This is what I see as the nasty undercurrent in these types of discussions. It often boils down to players of one orientation not wanting to think that their favorite NPC would be of a different one because it changes their interpretation of that NPC ('oh he didn't seem
gay, where was the lisp?' or 'but if she's bi then that means she's a slut and I don't want my character romancing someone like that!'). Okay, maybe it isn't quite that bad, but the problem here is that many people seem to think that a character's personality should somehow change based on their orientation. There seems to be this notion that it is 'lazy' for a writer to write a gay character and a straight character the same way. Which smacks of stereotyping and is more than a little absurd and offensive. Made moreso by the fact that many people seem invested in breaking the fourth wall just to whine about this (with the bonus points of fantasy and sci-fi worlds to which we are importing modern sexual stereotyping).
All the above said, I will say that I think the notion of the main-character centric romance is more of a problem in the Dragon Age series than in the Mass Effect series. But that is just because romance is handled so poorly. At least in Origins, I haven't played the rest.

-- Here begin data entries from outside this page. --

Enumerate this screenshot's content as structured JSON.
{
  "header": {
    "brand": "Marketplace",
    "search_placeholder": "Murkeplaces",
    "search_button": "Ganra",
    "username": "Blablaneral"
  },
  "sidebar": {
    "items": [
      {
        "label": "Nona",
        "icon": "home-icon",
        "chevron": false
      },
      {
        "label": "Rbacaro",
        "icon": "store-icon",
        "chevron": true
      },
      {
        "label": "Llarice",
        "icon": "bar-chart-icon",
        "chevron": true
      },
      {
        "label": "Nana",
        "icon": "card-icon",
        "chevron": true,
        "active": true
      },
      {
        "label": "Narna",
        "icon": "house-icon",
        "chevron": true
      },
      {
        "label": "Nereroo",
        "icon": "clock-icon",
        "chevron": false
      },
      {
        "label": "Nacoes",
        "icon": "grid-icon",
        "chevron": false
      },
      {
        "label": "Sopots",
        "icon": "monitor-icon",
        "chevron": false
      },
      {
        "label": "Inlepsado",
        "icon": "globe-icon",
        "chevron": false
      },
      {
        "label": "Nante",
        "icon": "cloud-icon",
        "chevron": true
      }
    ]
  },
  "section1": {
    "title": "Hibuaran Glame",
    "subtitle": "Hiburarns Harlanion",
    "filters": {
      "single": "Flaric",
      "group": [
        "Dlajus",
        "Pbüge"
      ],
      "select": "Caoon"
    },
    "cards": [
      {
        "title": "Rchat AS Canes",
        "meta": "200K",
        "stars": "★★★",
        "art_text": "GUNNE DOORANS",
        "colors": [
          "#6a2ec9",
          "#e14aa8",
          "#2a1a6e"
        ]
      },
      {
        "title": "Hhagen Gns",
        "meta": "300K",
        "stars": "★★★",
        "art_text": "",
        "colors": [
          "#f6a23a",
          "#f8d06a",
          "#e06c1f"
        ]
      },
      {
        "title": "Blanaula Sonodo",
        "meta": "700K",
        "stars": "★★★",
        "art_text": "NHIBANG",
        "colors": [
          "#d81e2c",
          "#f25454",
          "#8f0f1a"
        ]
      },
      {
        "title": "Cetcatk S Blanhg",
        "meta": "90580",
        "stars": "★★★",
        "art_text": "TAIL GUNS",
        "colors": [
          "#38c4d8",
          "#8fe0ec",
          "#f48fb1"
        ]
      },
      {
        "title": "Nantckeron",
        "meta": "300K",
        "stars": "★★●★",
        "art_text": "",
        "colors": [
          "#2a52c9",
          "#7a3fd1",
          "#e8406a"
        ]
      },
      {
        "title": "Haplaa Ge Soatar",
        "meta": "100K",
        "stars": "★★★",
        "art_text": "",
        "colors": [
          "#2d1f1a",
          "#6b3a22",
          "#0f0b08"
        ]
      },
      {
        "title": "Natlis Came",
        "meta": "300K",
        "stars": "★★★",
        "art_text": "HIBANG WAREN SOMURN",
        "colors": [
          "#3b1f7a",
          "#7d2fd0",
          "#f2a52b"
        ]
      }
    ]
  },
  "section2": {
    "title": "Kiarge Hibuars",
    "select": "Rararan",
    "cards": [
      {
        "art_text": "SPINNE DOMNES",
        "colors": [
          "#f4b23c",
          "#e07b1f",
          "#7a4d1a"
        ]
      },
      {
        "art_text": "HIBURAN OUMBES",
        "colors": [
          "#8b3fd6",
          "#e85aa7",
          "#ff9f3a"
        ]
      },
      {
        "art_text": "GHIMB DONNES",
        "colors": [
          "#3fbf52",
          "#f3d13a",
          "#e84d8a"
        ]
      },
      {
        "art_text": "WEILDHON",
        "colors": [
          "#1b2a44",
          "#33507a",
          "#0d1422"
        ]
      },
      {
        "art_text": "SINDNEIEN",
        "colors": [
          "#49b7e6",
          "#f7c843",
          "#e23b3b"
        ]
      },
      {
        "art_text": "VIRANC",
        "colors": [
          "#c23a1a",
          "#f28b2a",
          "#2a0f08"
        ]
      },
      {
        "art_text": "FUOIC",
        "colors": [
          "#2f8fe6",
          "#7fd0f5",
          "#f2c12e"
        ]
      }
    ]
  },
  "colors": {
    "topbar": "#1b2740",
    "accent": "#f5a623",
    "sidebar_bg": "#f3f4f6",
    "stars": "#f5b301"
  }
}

In DA:O it is possible to just hang out around camp, flirt, and screw. It becomes this whole little side thing that plays out in your time-stopped camp while the world falls apart around you. Because of that I suppose you could say that DA:O has more of a (very rudimentary and primitive) dating sim-ish aspect with the cute flirting and gift giving. In that context Sabby's complaint (if that really is the whole of his problem) seems more appropriate. Maybe you want to be able to play around, be shot down, and navigate the orientation politics of your little group. Or maybe, like me, you want them to stop goofing around like horny highschoolers and get out and save the world (the only responsible time to goof around like horny highschoolers while
saving the world being, of course, the latter games of the Persona series
So lets compare that to the first Mass Effect. ME is distinctively and intentionally cinematic. Commander Shepherd is essentially the current generation's John Carter or James T. Kirk. You are a big, damn space hero in the midst of saving the galaxy. It should just be part of the tropes involved that if you want to, you are going to get the girl, boy, or monosexed blue skinned alien. Moreover, you can't just talk to them/bribe them enough so that they will give you a sex button to push any time you are in camp (no matter how much I liked Alistair's sex button, that seemed far more like ridiculous pandering than anything to do with orientation). Sex in ME has the possibility of occurring at only one point in the story: at a tense, dramatically appropriate time Shepherd's romantic partner will approach him/her. It serves as a strong conclusion to the romantic sub-plot and really adds some emotion and humanity to Shepherd's arc. In that sense I feel that it is not only convenient for the writers, but actively good for the story if you have as much freedom in possible in choosing Shepherd's partner. Who they become intimate with is a telling thing about your particular iteration of the character and it would be foolish to let orientation concerns stand in the way of what is ultimately and openly a story that is incredibly individual and subjective to every player. (Not to mention the issue that as a gamer I am not going to go back and play through ME 1 again with a male Shepherd that I don't want to play just because the developers decided that my favorite character wasn't into girls).